Published: October 5, 2012
Section: News


Harvard’s ranking in the Times Higher Education, a magazine based in London, fell to fourth this year. Two years ago, Harvard sat at the top of the list. Last year it lost to the California Institute of Technology. This year, Harvard switched spots with Oxford and the Massachusetts Institute of Technology (MIT) usurped Princeton’s spot in the top five.

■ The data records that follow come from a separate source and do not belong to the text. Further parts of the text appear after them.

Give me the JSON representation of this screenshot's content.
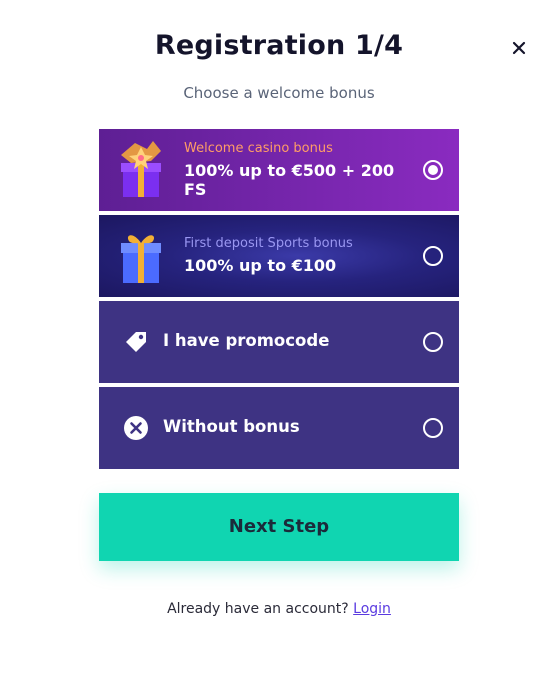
{
  "header": {
    "title": "Registration 1/4",
    "subtitle": "Choose a welcome bonus",
    "close_icon": "close-icon"
  },
  "options": [
    {
      "id": "casino",
      "small_label": "Welcome casino bonus",
      "big_label": "100% up to €500 + 200 FS",
      "icon": "gift-sparkle-icon",
      "selected": true,
      "accent": "#ff9d66"
    },
    {
      "id": "sports",
      "small_label": "First deposit Sports bonus",
      "big_label": "100% up to €100",
      "icon": "gift-icon",
      "selected": false,
      "accent": "#9a97f2"
    },
    {
      "id": "promo",
      "label": "I have promocode",
      "icon": "tag-icon",
      "selected": false
    },
    {
      "id": "none",
      "label": "Without bonus",
      "icon": "x-circle-icon",
      "selected": false
    }
  ],
  "next_button": {
    "label": "Next Step",
    "color": "#10d5b1"
  },
  "footer": {
    "text": "Already have an account?",
    "login_link": "Login",
    "link_color": "#5a3be0"
  }
}
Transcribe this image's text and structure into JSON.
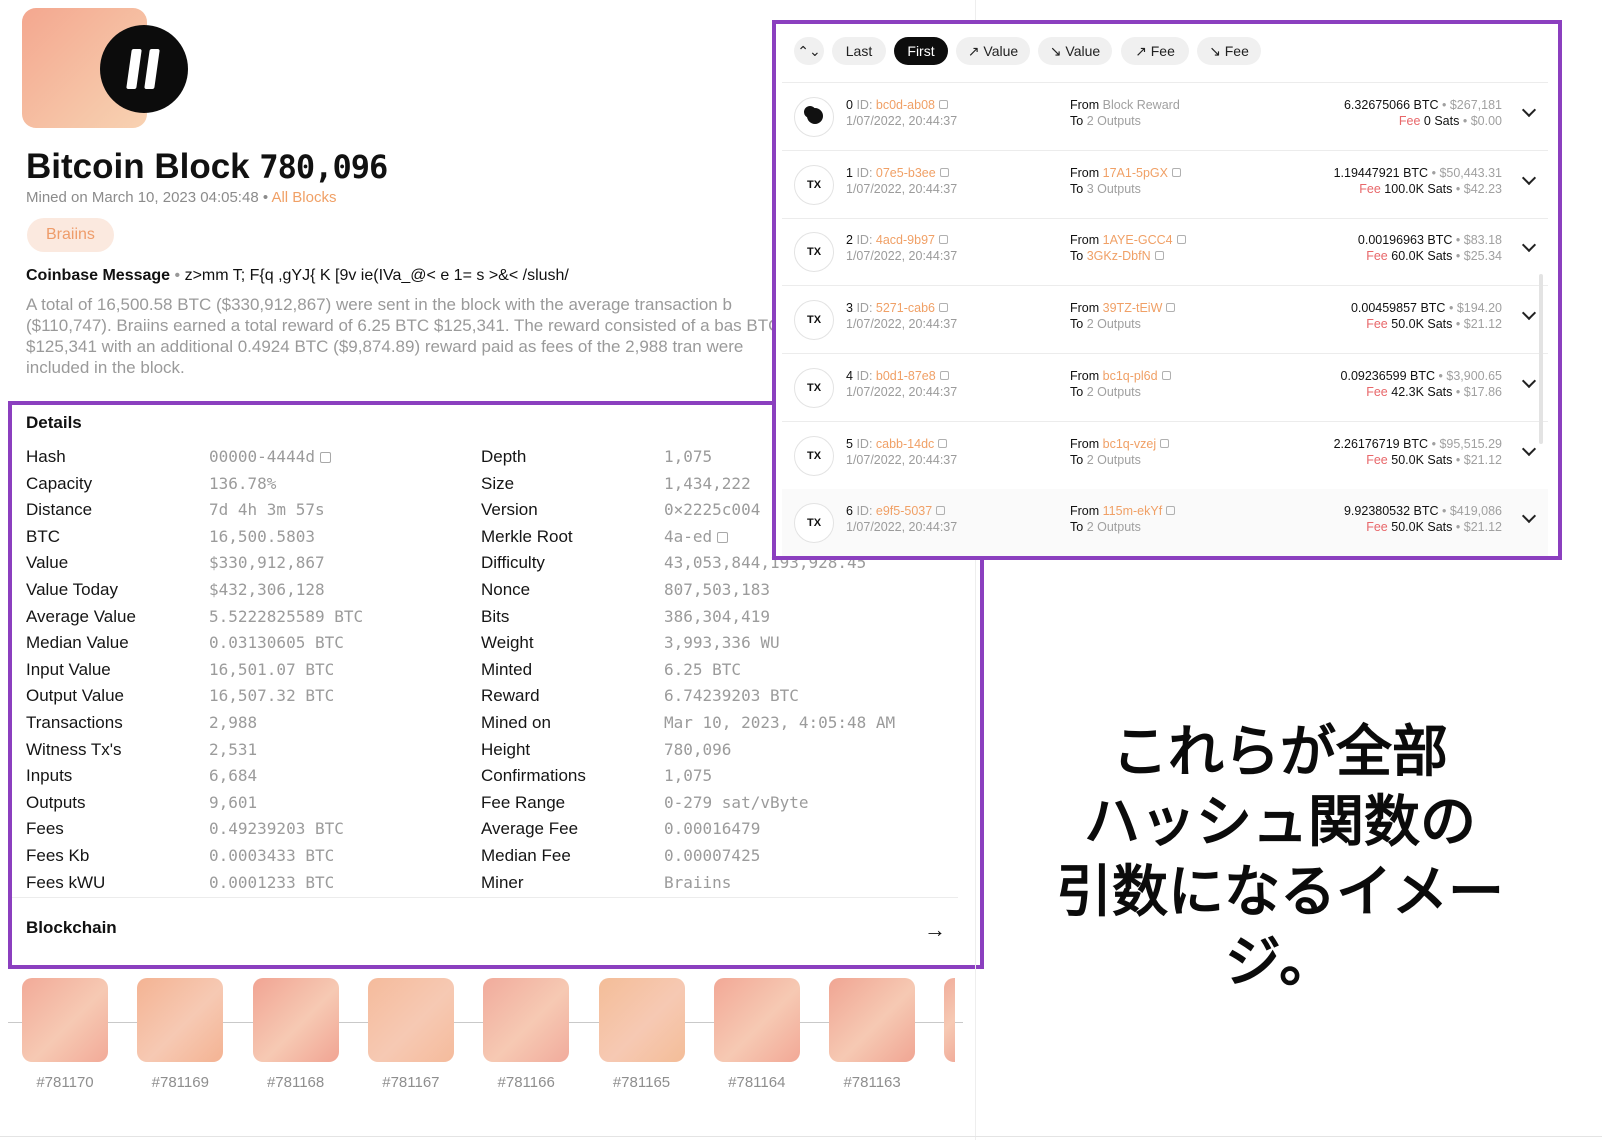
{
  "block": {
    "title_prefix": "Bitcoin Block",
    "number": "780,096",
    "mined_text": "Mined on March 10, 2023 04:05:48",
    "all_blocks_link": "All Blocks",
    "pool_tag": "Braiins",
    "coinbase_label": "Coinbase Message",
    "coinbase_text": "z>mm T; F{q ,gYJ{ K [9v ie(IVa_@<  e  1= s >&< /slush/",
    "summary": "A total of 16,500.58 BTC ($330,912,867) were sent in the block with the average transaction b ($110,747). Braiins earned a total reward of 6.25 BTC $125,341. The reward consisted of a bas BTC $125,341 with an additional 0.4924 BTC ($9,874.89) reward paid as fees of the 2,988 tran were included in the block."
  },
  "details": {
    "title": "Details",
    "left": [
      {
        "label": "Hash",
        "value": "00000-4444d",
        "copy": true
      },
      {
        "label": "Capacity",
        "value": "136.78%"
      },
      {
        "label": "Distance",
        "value": "7d 4h 3m 57s"
      },
      {
        "label": "BTC",
        "value": "16,500.5803"
      },
      {
        "label": "Value",
        "value": "$330,912,867"
      },
      {
        "label": "Value Today",
        "value": "$432,306,128"
      },
      {
        "label": "Average Value",
        "value": "5.5222825589 BTC"
      },
      {
        "label": "Median Value",
        "value": "0.03130605 BTC"
      },
      {
        "label": "Input Value",
        "value": "16,501.07 BTC"
      },
      {
        "label": "Output Value",
        "value": "16,507.32 BTC"
      },
      {
        "label": "Transactions",
        "value": "2,988"
      },
      {
        "label": "Witness Tx's",
        "value": "2,531"
      },
      {
        "label": "Inputs",
        "value": "6,684"
      },
      {
        "label": "Outputs",
        "value": "9,601"
      },
      {
        "label": "Fees",
        "value": "0.49239203 BTC"
      },
      {
        "label": "Fees Kb",
        "value": "0.0003433 BTC"
      },
      {
        "label": "Fees kWU",
        "value": "0.0001233 BTC"
      }
    ],
    "right": [
      {
        "label": "Depth",
        "value": "1,075"
      },
      {
        "label": "Size",
        "value": "1,434,222"
      },
      {
        "label": "Version",
        "value": "0×2225c004"
      },
      {
        "label": "Merkle Root",
        "value": "4a-ed",
        "copy": true
      },
      {
        "label": "Difficulty",
        "value": "43,053,844,193,928.45"
      },
      {
        "label": "Nonce",
        "value": "807,503,183"
      },
      {
        "label": "Bits",
        "value": "386,304,419"
      },
      {
        "label": "Weight",
        "value": "3,993,336 WU"
      },
      {
        "label": "Minted",
        "value": "6.25 BTC"
      },
      {
        "label": "Reward",
        "value": "6.74239203 BTC"
      },
      {
        "label": "Mined on",
        "value": "Mar 10, 2023, 4:05:48 AM"
      },
      {
        "label": "Height",
        "value": "780,096"
      },
      {
        "label": "Confirmations",
        "value": "1,075"
      },
      {
        "label": "Fee Range",
        "value": "0-279 sat/vByte"
      },
      {
        "label": "Average Fee",
        "value": "0.00016479"
      },
      {
        "label": "Median Fee",
        "value": "0.00007425"
      },
      {
        "label": "Miner",
        "value": "Braiins"
      }
    ],
    "blockchain_label": "Blockchain"
  },
  "tiles": {
    "labels": [
      "#781170",
      "#781169",
      "#781168",
      "#781167",
      "#781166",
      "#781165",
      "#781164",
      "#781163"
    ],
    "colors": [
      "#f2aa98",
      "#f4b393",
      "#f1a493",
      "#f5bb9c",
      "#f1ab9c",
      "#f4bd98",
      "#f2a896",
      "#f0a593",
      "#f1ad9b"
    ]
  },
  "sort_chips": [
    {
      "label": "⌃⌄",
      "icon": "sort-toggle-icon",
      "active": false
    },
    {
      "label": "Last",
      "active": false
    },
    {
      "label": "First",
      "active": true
    },
    {
      "label": "↗ Value",
      "active": false
    },
    {
      "label": "↘ Value",
      "active": false
    },
    {
      "label": "↗ Fee",
      "active": false
    },
    {
      "label": "↘ Fee",
      "active": false
    }
  ],
  "transactions": [
    {
      "index": "0",
      "id": "bc0d-ab08",
      "time": "1/07/2022, 20:44:37",
      "icon": "coinbase",
      "from_label": "From",
      "from": "Block Reward",
      "from_link": false,
      "to_label": "To",
      "to": "2 Outputs",
      "to_link": false,
      "btc": "6.32675066 BTC",
      "usd": "$267,181",
      "fee_label": "Fee",
      "fee": "0 Sats",
      "fee_usd": "$0.00"
    },
    {
      "index": "1",
      "id": "07e5-b3ee",
      "time": "1/07/2022, 20:44:37",
      "icon": "TX",
      "from_label": "From",
      "from": "17A1-5pGX",
      "from_link": true,
      "to_label": "To",
      "to": "3 Outputs",
      "to_link": false,
      "btc": "1.19447921 BTC",
      "usd": "$50,443.31",
      "fee_label": "Fee",
      "fee": "100.0K Sats",
      "fee_usd": "$42.23"
    },
    {
      "index": "2",
      "id": "4acd-9b97",
      "time": "1/07/2022, 20:44:37",
      "icon": "TX",
      "from_label": "From",
      "from": "1AYE-GCC4",
      "from_link": true,
      "to_label": "To",
      "to": "3GKz-DbfN",
      "to_link": true,
      "btc": "0.00196963 BTC",
      "usd": "$83.18",
      "fee_label": "Fee",
      "fee": "60.0K Sats",
      "fee_usd": "$25.34"
    },
    {
      "index": "3",
      "id": "5271-cab6",
      "time": "1/07/2022, 20:44:37",
      "icon": "TX",
      "from_label": "From",
      "from": "39TZ-tEiW",
      "from_link": true,
      "to_label": "To",
      "to": "2 Outputs",
      "to_link": false,
      "btc": "0.00459857 BTC",
      "usd": "$194.20",
      "fee_label": "Fee",
      "fee": "50.0K Sats",
      "fee_usd": "$21.12"
    },
    {
      "index": "4",
      "id": "b0d1-87e8",
      "time": "1/07/2022, 20:44:37",
      "icon": "TX",
      "from_label": "From",
      "from": "bc1q-pl6d",
      "from_link": true,
      "to_label": "To",
      "to": "2 Outputs",
      "to_link": false,
      "btc": "0.09236599 BTC",
      "usd": "$3,900.65",
      "fee_label": "Fee",
      "fee": "42.3K Sats",
      "fee_usd": "$17.86"
    },
    {
      "index": "5",
      "id": "cabb-14dc",
      "time": "1/07/2022, 20:44:37",
      "icon": "TX",
      "from_label": "From",
      "from": "bc1q-vzej",
      "from_link": true,
      "to_label": "To",
      "to": "2 Outputs",
      "to_link": false,
      "btc": "2.26176719 BTC",
      "usd": "$95,515.29",
      "fee_label": "Fee",
      "fee": "50.0K Sats",
      "fee_usd": "$21.12"
    },
    {
      "index": "6",
      "id": "e9f5-5037",
      "time": "1/07/2022, 20:44:37",
      "icon": "TX",
      "from_label": "From",
      "from": "115m-ekYf",
      "from_link": true,
      "to_label": "To",
      "to": "2 Outputs",
      "to_link": false,
      "btc": "9.92380532 BTC",
      "usd": "$419,086",
      "fee_label": "Fee",
      "fee": "50.0K Sats",
      "fee_usd": "$21.12"
    }
  ],
  "id_label": "ID:",
  "caption": {
    "line1": "これらが全部",
    "line2": "ハッシュ関数の",
    "line3": "引数になるイメージ。"
  },
  "colors": {
    "highlight_frame": "#8b3fbf",
    "link_orange": "#f0a066",
    "fee_red": "#e8676a",
    "pool_tag_bg": "#fbe9df"
  }
}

According to Times Higher Education’s website, they use 13 “carefully calibrated performance indicators” that fall under five categories to measure each school. In the presented measures, Harvard’s highest rating was 99.2 in Citations, which is described as research influence and worth 30 percent of the overall score. Harvard’s weakest rating was a 39.9 under Industry income, meaning innovation. Whereas 39.9 at first glance appears to be an alarmingly low score, since Industry income is the lowest valued category worth 2.5 percent of the overall score. In Teaching and Research, both worth 30 percent, Harvard scored 94.9 and 98.6 respectively. Finishing out the score, International outlook garnered a score of 63.7 and worth 7.5 percent of the final score (93.6).

Between Caltech and Harvard, the total point difference was 1.9. Caltech’s overall score was 95.5 with higher scores in every category other than International Outlook. Caltech scored over 99 in Research and Citations, over 95 in Teaching and Industry Income, but fell below 60 under International Outlook.

Other noteworthy statistics include U.S. institutions composing 76 schools out of the top 200. 31 schools from the U.K., 12 from the Netherlands and 11 from Germany also cracked the top 200. Generally, Asian universities were rarer on the list compared to their American or European peers, but many improved compared to prior years. For example, Seoul National University in Korea advanced more than 60 spots from 124 to 59. Closer to the top of the list, the University of Tokyo improved from 30 to 27, a difference of approximately one point. In explaining the rises among Asian universities, Phil Baty, editor of the rankings stated that “Huge investment in top research universities across Asia is starting to pay off.”

Outside of Harvard and MIT in the top 10, the next school from the greater Boston Area is Boston University at 54th place. Brandeis was ranked between 201-225. Specific Data was withheld by Times Higher Education. Among the top 10, seven spots are held by American Universities, along with Oxford, the University of Cambridge and Imperial College London to round out the top 10.